What to produce:
Scan the material below and copy every line holding the word "Añadir".

Dataset:
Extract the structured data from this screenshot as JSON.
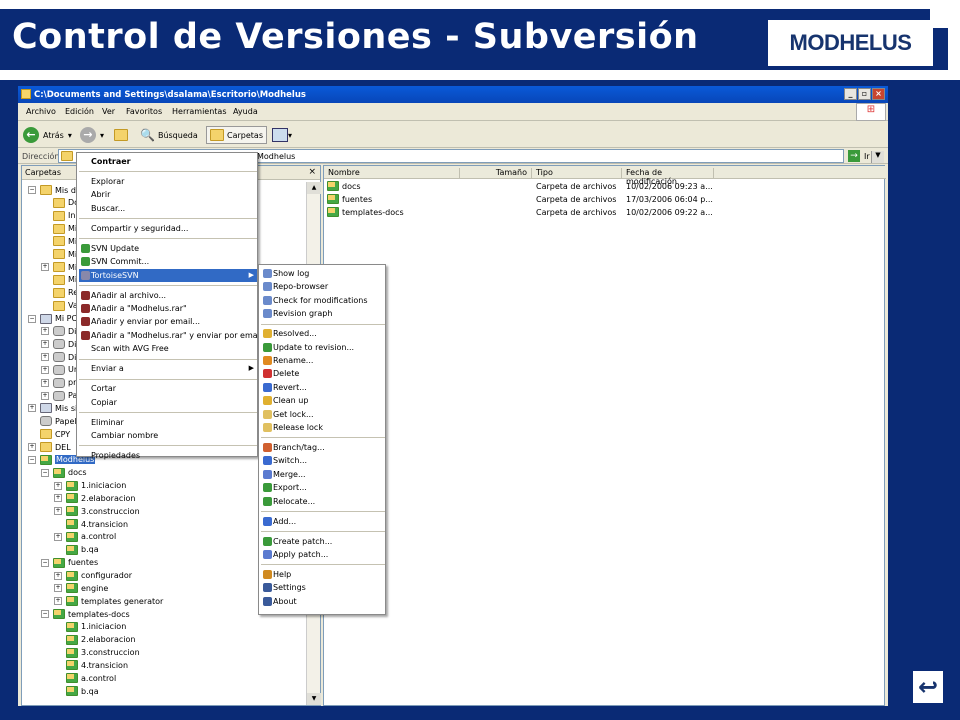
{
  "slide": {
    "title": "Control de Versiones - Subversión",
    "logo_text": "MODHELUS",
    "back_icon": "↩"
  },
  "window": {
    "title": "C:\\Documents and Settings\\dsalama\\Escritorio\\Modhelus",
    "menus": [
      "Archivo",
      "Edición",
      "Ver",
      "Favoritos",
      "Herramientas",
      "Ayuda"
    ],
    "toolbar": {
      "back": "Atrás",
      "search": "Búsqueda",
      "folders": "Carpetas"
    },
    "address": {
      "label": "Dirección",
      "value": "Modhelus",
      "go": "Ir"
    },
    "folders_panel": {
      "title": "Carpetas"
    }
  },
  "tree": [
    {
      "label": "Mis do",
      "indent": 0,
      "pm": "−",
      "icon": "folder"
    },
    {
      "label": "Do",
      "indent": 1,
      "pm": "",
      "icon": "folder"
    },
    {
      "label": "In",
      "indent": 1,
      "pm": "",
      "icon": "folder"
    },
    {
      "label": "Mi",
      "indent": 1,
      "pm": "",
      "icon": "folder"
    },
    {
      "label": "Mi",
      "indent": 1,
      "pm": "",
      "icon": "folder"
    },
    {
      "label": "Mi",
      "indent": 1,
      "pm": "",
      "icon": "folder"
    },
    {
      "label": "Mi",
      "indent": 1,
      "pm": "+",
      "icon": "folder"
    },
    {
      "label": "Mi",
      "indent": 1,
      "pm": "",
      "icon": "folder"
    },
    {
      "label": "Re",
      "indent": 1,
      "pm": "",
      "icon": "folder"
    },
    {
      "label": "Va",
      "indent": 1,
      "pm": "",
      "icon": "folder"
    },
    {
      "label": "Mi PC",
      "indent": 0,
      "pm": "−",
      "icon": "pc"
    },
    {
      "label": "Dis",
      "indent": 1,
      "pm": "+",
      "icon": "disk"
    },
    {
      "label": "Dis",
      "indent": 1,
      "pm": "+",
      "icon": "disk"
    },
    {
      "label": "Dis",
      "indent": 1,
      "pm": "+",
      "icon": "disk"
    },
    {
      "label": "Ur",
      "indent": 1,
      "pm": "+",
      "icon": "disk"
    },
    {
      "label": "pr",
      "indent": 1,
      "pm": "+",
      "icon": "disk"
    },
    {
      "label": "Pa",
      "indent": 1,
      "pm": "+",
      "icon": "disk"
    },
    {
      "label": "Mis sit",
      "indent": 0,
      "pm": "+",
      "icon": "pc"
    },
    {
      "label": "Papele",
      "indent": 0,
      "pm": "",
      "icon": "disk"
    },
    {
      "label": "CPY",
      "indent": 0,
      "pm": "",
      "icon": "folder"
    },
    {
      "label": "DEL",
      "indent": 0,
      "pm": "+",
      "icon": "folder"
    },
    {
      "label": "Modhelus",
      "indent": 0,
      "pm": "−",
      "icon": "svn",
      "selected": true
    },
    {
      "label": "docs",
      "indent": 1,
      "pm": "−",
      "icon": "svn"
    },
    {
      "label": "1.iniciacion",
      "indent": 2,
      "pm": "+",
      "icon": "svn"
    },
    {
      "label": "2.elaboracion",
      "indent": 2,
      "pm": "+",
      "icon": "svn"
    },
    {
      "label": "3.construccion",
      "indent": 2,
      "pm": "+",
      "icon": "svn"
    },
    {
      "label": "4.transicion",
      "indent": 2,
      "pm": "",
      "icon": "svn"
    },
    {
      "label": "a.control",
      "indent": 2,
      "pm": "+",
      "icon": "svn"
    },
    {
      "label": "b.qa",
      "indent": 2,
      "pm": "",
      "icon": "svn"
    },
    {
      "label": "fuentes",
      "indent": 1,
      "pm": "−",
      "icon": "svn"
    },
    {
      "label": "configurador",
      "indent": 2,
      "pm": "+",
      "icon": "svn"
    },
    {
      "label": "engine",
      "indent": 2,
      "pm": "+",
      "icon": "svn"
    },
    {
      "label": "templates generator",
      "indent": 2,
      "pm": "+",
      "icon": "svn"
    },
    {
      "label": "templates-docs",
      "indent": 1,
      "pm": "−",
      "icon": "svn"
    },
    {
      "label": "1.iniciacion",
      "indent": 2,
      "pm": "",
      "icon": "svn"
    },
    {
      "label": "2.elaboracion",
      "indent": 2,
      "pm": "",
      "icon": "svn"
    },
    {
      "label": "3.construccion",
      "indent": 2,
      "pm": "",
      "icon": "svn"
    },
    {
      "label": "4.transicion",
      "indent": 2,
      "pm": "",
      "icon": "svn"
    },
    {
      "label": "a.control",
      "indent": 2,
      "pm": "",
      "icon": "svn"
    },
    {
      "label": "b.qa",
      "indent": 2,
      "pm": "",
      "icon": "svn"
    }
  ],
  "files": {
    "columns": [
      "Nombre",
      "Tamaño",
      "Tipo",
      "Fecha de modificación"
    ],
    "rows": [
      {
        "name": "docs",
        "size": "",
        "type": "Carpeta de archivos",
        "date": "10/02/2006 09:23 a..."
      },
      {
        "name": "fuentes",
        "size": "",
        "type": "Carpeta de archivos",
        "date": "17/03/2006 06:04 p..."
      },
      {
        "name": "templates-docs",
        "size": "",
        "type": "Carpeta de archivos",
        "date": "10/02/2006 09:22 a..."
      }
    ]
  },
  "context_menu": [
    {
      "label": "Contraer",
      "bold": true
    },
    {
      "sep": true
    },
    {
      "label": "Explorar"
    },
    {
      "label": "Abrir"
    },
    {
      "label": "Buscar..."
    },
    {
      "sep": true
    },
    {
      "label": "Compartir y seguridad..."
    },
    {
      "sep": true
    },
    {
      "label": "SVN Update",
      "icon": "#3a9a3a"
    },
    {
      "label": "SVN Commit...",
      "icon": "#3a9a3a"
    },
    {
      "label": "TortoiseSVN",
      "icon": "#8888aa",
      "sub": true,
      "hl": true
    },
    {
      "sep": true
    },
    {
      "label": "Añadir al archivo...",
      "icon": "#8b2a2a"
    },
    {
      "label": "Añadir a \"Modhelus.rar\"",
      "icon": "#8b2a2a"
    },
    {
      "label": "Añadir y enviar por email...",
      "icon": "#8b2a2a"
    },
    {
      "label": "Añadir a \"Modhelus.rar\" y enviar por email",
      "icon": "#8b2a2a"
    },
    {
      "label": "Scan with AVG Free"
    },
    {
      "sep": true
    },
    {
      "label": "Enviar a",
      "sub": true
    },
    {
      "sep": true
    },
    {
      "label": "Cortar"
    },
    {
      "label": "Copiar"
    },
    {
      "sep": true
    },
    {
      "label": "Eliminar"
    },
    {
      "label": "Cambiar nombre"
    },
    {
      "sep": true
    },
    {
      "label": "Propiedades"
    }
  ],
  "submenu": [
    {
      "label": "Show log",
      "icon": "#6a8acb"
    },
    {
      "label": "Repo-browser",
      "icon": "#6a8acb"
    },
    {
      "label": "Check for modifications",
      "icon": "#6a8acb"
    },
    {
      "label": "Revision graph",
      "icon": "#6a8acb"
    },
    {
      "sep": true
    },
    {
      "label": "Resolved...",
      "icon": "#e0b030"
    },
    {
      "label": "Update to revision...",
      "icon": "#3a9a3a"
    },
    {
      "label": "Rename...",
      "icon": "#e08a20"
    },
    {
      "label": "Delete",
      "icon": "#d03030"
    },
    {
      "label": "Revert...",
      "icon": "#3a6ad0"
    },
    {
      "label": "Clean up",
      "icon": "#e0b030"
    },
    {
      "label": "Get lock...",
      "icon": "#e0c060"
    },
    {
      "label": "Release lock",
      "icon": "#e0c060"
    },
    {
      "sep": true
    },
    {
      "label": "Branch/tag...",
      "icon": "#d06030"
    },
    {
      "label": "Switch...",
      "icon": "#3a6ad0"
    },
    {
      "label": "Merge...",
      "icon": "#5a7ad0"
    },
    {
      "label": "Export...",
      "icon": "#3a9a3a"
    },
    {
      "label": "Relocate...",
      "icon": "#3a9a3a"
    },
    {
      "sep": true
    },
    {
      "label": "Add...",
      "icon": "#3a6ad0"
    },
    {
      "sep": true
    },
    {
      "label": "Create patch...",
      "icon": "#3a9a3a"
    },
    {
      "label": "Apply patch...",
      "icon": "#5a7ad0"
    },
    {
      "sep": true
    },
    {
      "label": "Help",
      "icon": "#d08a20"
    },
    {
      "label": "Settings",
      "icon": "#3a5a9a"
    },
    {
      "label": "About",
      "icon": "#3a5a9a"
    }
  ]
}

Problem solution:
      "label": "Añadir al archivo...",
      "label": "Añadir a \"Modhelus.rar\"",
      "label": "Añadir y enviar por email...",
      "label": "Añadir a \"Modhelus.rar\" y enviar por email",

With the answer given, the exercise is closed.